WORK REQUEST » All the entries need to be duplicated exactly, with the pictures omitted.

EXERCISE MATERIALS »

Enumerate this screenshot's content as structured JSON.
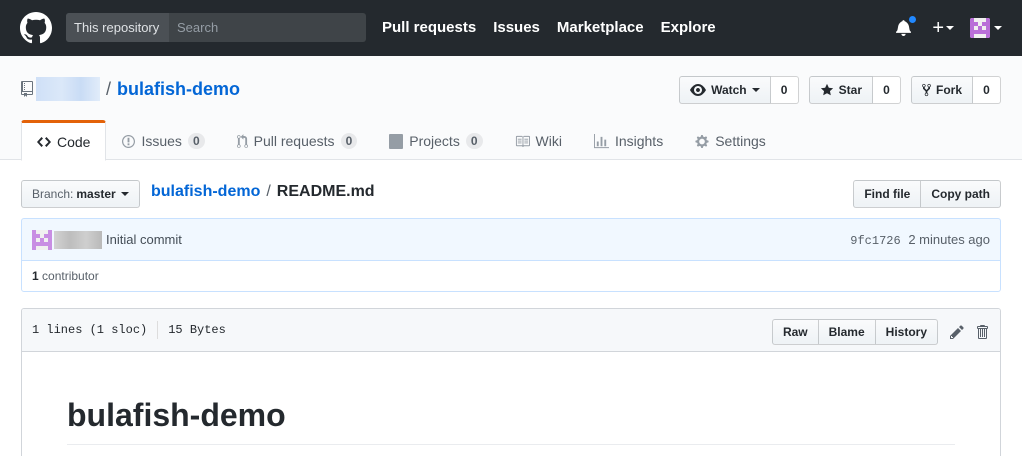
{
  "header": {
    "search_scope": "This repository",
    "search_placeholder": "Search",
    "nav": [
      "Pull requests",
      "Issues",
      "Marketplace",
      "Explore"
    ],
    "plus_label": "+"
  },
  "repo": {
    "name": "bulafish-demo",
    "separator": "/",
    "actions": {
      "watch_label": "Watch",
      "watch_count": "0",
      "star_label": "Star",
      "star_count": "0",
      "fork_label": "Fork",
      "fork_count": "0"
    },
    "tabs": [
      {
        "label": "Code",
        "icon": "code-icon",
        "selected": true
      },
      {
        "label": "Issues",
        "icon": "issue-icon",
        "count": "0"
      },
      {
        "label": "Pull requests",
        "icon": "pull-request-icon",
        "count": "0"
      },
      {
        "label": "Projects",
        "icon": "project-icon",
        "count": "0"
      },
      {
        "label": "Wiki",
        "icon": "book-icon"
      },
      {
        "label": "Insights",
        "icon": "graph-icon"
      },
      {
        "label": "Settings",
        "icon": "gear-icon"
      }
    ]
  },
  "file_nav": {
    "branch_prefix": "Branch:",
    "branch": "master",
    "breadcrumb_repo": "bulafish-demo",
    "breadcrumb_sep": "/",
    "breadcrumb_file": "README.md",
    "find_file": "Find file",
    "copy_path": "Copy path"
  },
  "commit": {
    "message": "Initial commit",
    "sha": "9fc1726",
    "time": "2 minutes ago",
    "contributor_count": "1",
    "contributor_label": "contributor"
  },
  "file": {
    "lines": "1 lines (1 sloc)",
    "size": "15 Bytes",
    "raw": "Raw",
    "blame": "Blame",
    "history": "History",
    "heading": "bulafish-demo"
  },
  "colors": {
    "header_bg": "#24292e",
    "link": "#0366d6",
    "tab_accent": "#e36209",
    "notification": "#2188ff"
  }
}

ANSWER SPACE »
Enumerate this screenshot's content as structured JSON.
{
  "header": {
    "search_scope": "This repository",
    "search_placeholder": "Search",
    "nav": [
      "Pull requests",
      "Issues",
      "Marketplace",
      "Explore"
    ],
    "plus_label": "+"
  },
  "repo": {
    "name": "bulafish-demo",
    "separator": "/",
    "actions": {
      "watch_label": "Watch",
      "watch_count": "0",
      "star_label": "Star",
      "star_count": "0",
      "fork_label": "Fork",
      "fork_count": "0"
    },
    "tabs": [
      {
        "label": "Code",
        "icon": "code-icon",
        "selected": true
      },
      {
        "label": "Issues",
        "icon": "issue-icon",
        "count": "0"
      },
      {
        "label": "Pull requests",
        "icon": "pull-request-icon",
        "count": "0"
      },
      {
        "label": "Projects",
        "icon": "project-icon",
        "count": "0"
      },
      {
        "label": "Wiki",
        "icon": "book-icon"
      },
      {
        "label": "Insights",
        "icon": "graph-icon"
      },
      {
        "label": "Settings",
        "icon": "gear-icon"
      }
    ]
  },
  "file_nav": {
    "branch_prefix": "Branch:",
    "branch": "master",
    "breadcrumb_repo": "bulafish-demo",
    "breadcrumb_sep": "/",
    "breadcrumb_file": "README.md",
    "find_file": "Find file",
    "copy_path": "Copy path"
  },
  "commit": {
    "message": "Initial commit",
    "sha": "9fc1726",
    "time": "2 minutes ago",
    "contributor_count": "1",
    "contributor_label": "contributor"
  },
  "file": {
    "lines": "1 lines (1 sloc)",
    "size": "15 Bytes",
    "raw": "Raw",
    "blame": "Blame",
    "history": "History",
    "heading": "bulafish-demo"
  },
  "colors": {
    "header_bg": "#24292e",
    "link": "#0366d6",
    "tab_accent": "#e36209",
    "notification": "#2188ff"
  }
}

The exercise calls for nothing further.